So, let us not just recite prayers together, we need to let the prayers move us in ways unexpected and new. It is not that the words in the siddur will change, but we can change the way we see, feel and hear the words that we say and the words that are said by the people around us. The cantor is not looking for complements when she reaches deep inside for a melody for prayer, she is looking to help all of us touch that spot that is deep inside our souls as well.

Who is this God that we worship? Each of us had to find the answer to that question for ourselves. It is possible that it may arrive in blinding flash where everything will suddenly become clear and wonderful, but it is more likely that it will arise in us slowly and naturally as we lovingly recite the words of pray that have become the focus of our loving attention. Prayer may or may not change what is happening in our lives, but it will certainly change what is happening in our souls.  And that will change everything.

I close with the words of a very famous prayer that we recite each week: “I place my spirit in God’s care; My body too can feel God near. When I sleep as when I wake; God is with me I have no fear” Does it sound familiar? Perhaps you know it in Hebrew:

Beyado Afkeed Ruchi, B’eit EEshan v’A-eerah, V’EEm Ruchi G’Veeati, Adonai Li

V’lo Eerah

God is with us – may we have no need to fear as we say ….. Amen and Shabbat Shalom.

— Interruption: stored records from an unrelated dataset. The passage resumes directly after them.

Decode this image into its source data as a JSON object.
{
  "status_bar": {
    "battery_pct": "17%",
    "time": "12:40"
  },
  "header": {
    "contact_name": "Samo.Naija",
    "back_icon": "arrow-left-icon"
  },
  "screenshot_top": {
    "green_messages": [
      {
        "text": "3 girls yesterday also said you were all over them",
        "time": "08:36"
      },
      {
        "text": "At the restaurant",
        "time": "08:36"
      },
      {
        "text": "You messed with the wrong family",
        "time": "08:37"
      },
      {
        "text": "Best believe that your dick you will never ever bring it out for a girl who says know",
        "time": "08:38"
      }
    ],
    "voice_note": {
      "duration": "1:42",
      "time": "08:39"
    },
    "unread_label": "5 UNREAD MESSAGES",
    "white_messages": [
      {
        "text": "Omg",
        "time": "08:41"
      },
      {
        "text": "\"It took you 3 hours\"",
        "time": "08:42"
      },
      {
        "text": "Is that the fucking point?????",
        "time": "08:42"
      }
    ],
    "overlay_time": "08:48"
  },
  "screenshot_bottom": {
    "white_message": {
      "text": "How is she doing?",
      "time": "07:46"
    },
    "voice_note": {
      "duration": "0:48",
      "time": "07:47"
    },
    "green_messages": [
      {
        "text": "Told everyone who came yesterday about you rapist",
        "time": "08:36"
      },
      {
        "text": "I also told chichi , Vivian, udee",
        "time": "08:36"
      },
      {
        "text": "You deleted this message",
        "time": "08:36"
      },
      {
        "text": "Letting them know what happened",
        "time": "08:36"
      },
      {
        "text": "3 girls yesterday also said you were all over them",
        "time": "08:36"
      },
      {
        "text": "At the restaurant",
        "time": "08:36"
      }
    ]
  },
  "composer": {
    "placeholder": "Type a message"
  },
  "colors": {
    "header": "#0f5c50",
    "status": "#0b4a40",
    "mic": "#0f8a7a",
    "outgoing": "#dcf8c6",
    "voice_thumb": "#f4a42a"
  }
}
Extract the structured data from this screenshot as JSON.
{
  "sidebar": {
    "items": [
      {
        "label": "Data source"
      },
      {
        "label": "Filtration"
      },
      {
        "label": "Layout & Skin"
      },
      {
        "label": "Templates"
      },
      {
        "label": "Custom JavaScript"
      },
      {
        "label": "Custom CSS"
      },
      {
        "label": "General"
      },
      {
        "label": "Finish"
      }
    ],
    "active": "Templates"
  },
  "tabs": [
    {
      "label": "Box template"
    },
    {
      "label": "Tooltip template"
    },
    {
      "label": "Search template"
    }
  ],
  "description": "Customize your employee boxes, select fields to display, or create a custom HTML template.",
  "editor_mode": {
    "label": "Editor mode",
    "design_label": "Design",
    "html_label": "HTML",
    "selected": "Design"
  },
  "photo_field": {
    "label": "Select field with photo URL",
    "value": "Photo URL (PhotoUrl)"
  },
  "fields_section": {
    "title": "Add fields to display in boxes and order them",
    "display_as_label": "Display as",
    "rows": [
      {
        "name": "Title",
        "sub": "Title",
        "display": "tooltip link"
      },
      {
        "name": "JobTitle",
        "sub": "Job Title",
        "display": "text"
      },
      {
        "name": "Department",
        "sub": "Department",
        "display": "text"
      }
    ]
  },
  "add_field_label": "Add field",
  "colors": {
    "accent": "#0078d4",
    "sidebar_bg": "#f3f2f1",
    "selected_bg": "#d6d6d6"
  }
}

Sermon given by Rabbi Randall Konigsburg at Beth Sholom B’nai Israel on Saturday, January 13, 2018.